Legal search and recruitment organisations regularly handle candidate information and keep CVs on file, navigating within the recruitment sphere during an era where the protection and careful management  of potentially sensitive candidate data is at the forefront. Resultantly, such organisations should take into to account retention periods, ensure compliance with GDPR in job advertisements, have processes in place to ensure the secure destruction of candidate data and respect and an acknowledge a candidate’s “right to be forgotten.” [12] 

“The past is behind, learn from it; the future is ahead, prepare for it…”

The past 35 years have seen significant change, and this change is happening quicker now. Despite the exponential growth of technology, there are things about the legal search industry that don’t change. For Laurence Simons, these include putting the individual first, their unique attributes and needs. But more than this, the conversations and face-to-face interaction have always remained paramount. Our purpose as a company is to enrich the lives of our candidates and clients, and to do that, we need to ensure that both candidate and client are well-matched.  

AI will continue to change the way we do business. Helping to automate tasks, increase our search capabilities, and organise candidate data [13]. Samantha Grant, partner at US international law firm Reed Smith, remarked that we have seen a noteworthy increase over the past 2-3 years in relation to regulating the use of AI in various facets of the workplace – US states such as California, Maryland and Washington have already enacted (or are considering) putting rules in place to regulate the use of AI in talent acquisition [14]. With organisations now rapidly adopting the use of AI for the mapping and interview screening of candidates, US legislators are concerned that the use of AI based tools could not only intrude on the privacy of jobseekers, but that it may also introduce racial and/or gender bias into the software [15]. More recently, in April, Italy became the first European country to constrain the development of ChatGPT, and the EU’s AI Act is also similarly targeted at addressing issues elicited by the use of automated hiring software [16]

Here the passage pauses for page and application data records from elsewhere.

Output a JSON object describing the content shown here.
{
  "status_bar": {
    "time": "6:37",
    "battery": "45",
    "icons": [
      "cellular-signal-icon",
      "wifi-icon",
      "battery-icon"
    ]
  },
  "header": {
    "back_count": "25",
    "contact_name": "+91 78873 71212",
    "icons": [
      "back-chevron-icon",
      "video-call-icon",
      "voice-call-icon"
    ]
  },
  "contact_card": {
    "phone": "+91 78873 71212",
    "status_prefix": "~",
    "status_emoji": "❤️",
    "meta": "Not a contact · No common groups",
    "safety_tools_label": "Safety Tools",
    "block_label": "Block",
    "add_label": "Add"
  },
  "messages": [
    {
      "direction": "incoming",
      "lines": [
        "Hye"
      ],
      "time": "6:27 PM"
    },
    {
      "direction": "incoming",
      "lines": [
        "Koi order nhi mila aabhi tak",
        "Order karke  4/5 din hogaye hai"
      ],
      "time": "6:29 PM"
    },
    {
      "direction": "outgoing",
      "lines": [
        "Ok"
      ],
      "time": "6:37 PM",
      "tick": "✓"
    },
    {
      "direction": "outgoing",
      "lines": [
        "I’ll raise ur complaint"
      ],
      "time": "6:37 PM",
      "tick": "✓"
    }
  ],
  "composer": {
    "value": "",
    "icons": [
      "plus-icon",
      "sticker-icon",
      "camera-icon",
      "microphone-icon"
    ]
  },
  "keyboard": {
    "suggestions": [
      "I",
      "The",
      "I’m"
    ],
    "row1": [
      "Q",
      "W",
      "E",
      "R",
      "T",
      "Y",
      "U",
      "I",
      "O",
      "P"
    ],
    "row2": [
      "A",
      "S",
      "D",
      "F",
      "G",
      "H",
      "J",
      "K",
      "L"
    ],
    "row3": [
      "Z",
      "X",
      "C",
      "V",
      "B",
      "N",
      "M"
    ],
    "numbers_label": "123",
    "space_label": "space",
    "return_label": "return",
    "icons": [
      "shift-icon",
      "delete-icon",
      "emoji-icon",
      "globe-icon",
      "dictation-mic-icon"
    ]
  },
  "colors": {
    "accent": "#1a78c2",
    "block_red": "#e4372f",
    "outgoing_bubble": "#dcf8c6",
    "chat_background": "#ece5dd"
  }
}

You can read our Consultant Cameron's thoughts on AI and its impact on privacy laws below. These tools will help us increase efficiency but ultimately free us to engage in important relationship-building with the candidates and clients we serve. 

Read AI: Innovation Vs. Risk